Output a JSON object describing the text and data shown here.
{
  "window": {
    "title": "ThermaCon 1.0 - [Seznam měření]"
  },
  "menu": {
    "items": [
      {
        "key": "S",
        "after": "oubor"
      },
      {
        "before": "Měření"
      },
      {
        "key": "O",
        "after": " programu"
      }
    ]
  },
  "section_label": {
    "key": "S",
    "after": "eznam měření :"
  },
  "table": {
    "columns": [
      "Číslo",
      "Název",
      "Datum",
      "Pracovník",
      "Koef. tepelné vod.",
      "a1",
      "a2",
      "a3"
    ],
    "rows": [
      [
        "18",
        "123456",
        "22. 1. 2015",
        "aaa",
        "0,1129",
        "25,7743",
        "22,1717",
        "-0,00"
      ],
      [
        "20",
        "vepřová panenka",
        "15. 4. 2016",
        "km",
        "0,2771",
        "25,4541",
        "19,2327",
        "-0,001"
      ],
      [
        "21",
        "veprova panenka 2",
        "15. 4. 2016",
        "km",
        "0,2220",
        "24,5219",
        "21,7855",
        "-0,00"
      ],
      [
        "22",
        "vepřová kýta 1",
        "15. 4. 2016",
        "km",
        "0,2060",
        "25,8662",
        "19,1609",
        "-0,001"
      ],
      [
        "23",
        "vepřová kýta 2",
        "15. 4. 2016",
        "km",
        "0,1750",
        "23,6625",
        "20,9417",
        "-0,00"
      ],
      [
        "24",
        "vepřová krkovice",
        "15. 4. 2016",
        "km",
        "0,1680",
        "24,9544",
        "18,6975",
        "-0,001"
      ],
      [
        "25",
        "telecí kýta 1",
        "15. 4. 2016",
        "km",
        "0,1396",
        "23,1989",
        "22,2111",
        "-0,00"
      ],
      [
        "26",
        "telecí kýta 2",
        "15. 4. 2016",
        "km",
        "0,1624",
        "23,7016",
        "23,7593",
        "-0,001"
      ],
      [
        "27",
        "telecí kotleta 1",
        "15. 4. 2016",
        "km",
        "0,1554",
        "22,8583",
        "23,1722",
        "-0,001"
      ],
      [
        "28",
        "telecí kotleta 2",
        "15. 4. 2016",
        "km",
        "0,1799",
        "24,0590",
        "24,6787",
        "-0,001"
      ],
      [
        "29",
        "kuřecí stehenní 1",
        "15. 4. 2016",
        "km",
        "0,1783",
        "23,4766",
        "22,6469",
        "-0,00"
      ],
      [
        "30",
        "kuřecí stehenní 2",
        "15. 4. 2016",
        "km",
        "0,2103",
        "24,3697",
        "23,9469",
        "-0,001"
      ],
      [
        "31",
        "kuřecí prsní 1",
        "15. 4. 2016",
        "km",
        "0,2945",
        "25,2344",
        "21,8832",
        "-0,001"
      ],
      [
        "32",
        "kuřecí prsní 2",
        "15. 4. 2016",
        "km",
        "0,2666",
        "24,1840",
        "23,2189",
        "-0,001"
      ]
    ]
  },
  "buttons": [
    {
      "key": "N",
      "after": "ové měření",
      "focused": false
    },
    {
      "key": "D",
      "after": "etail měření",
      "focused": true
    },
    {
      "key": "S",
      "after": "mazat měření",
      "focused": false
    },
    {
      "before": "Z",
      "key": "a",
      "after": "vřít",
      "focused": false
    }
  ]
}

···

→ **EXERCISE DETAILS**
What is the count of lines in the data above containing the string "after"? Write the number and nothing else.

→ **RESPONSE TO THE EXERCISE**
7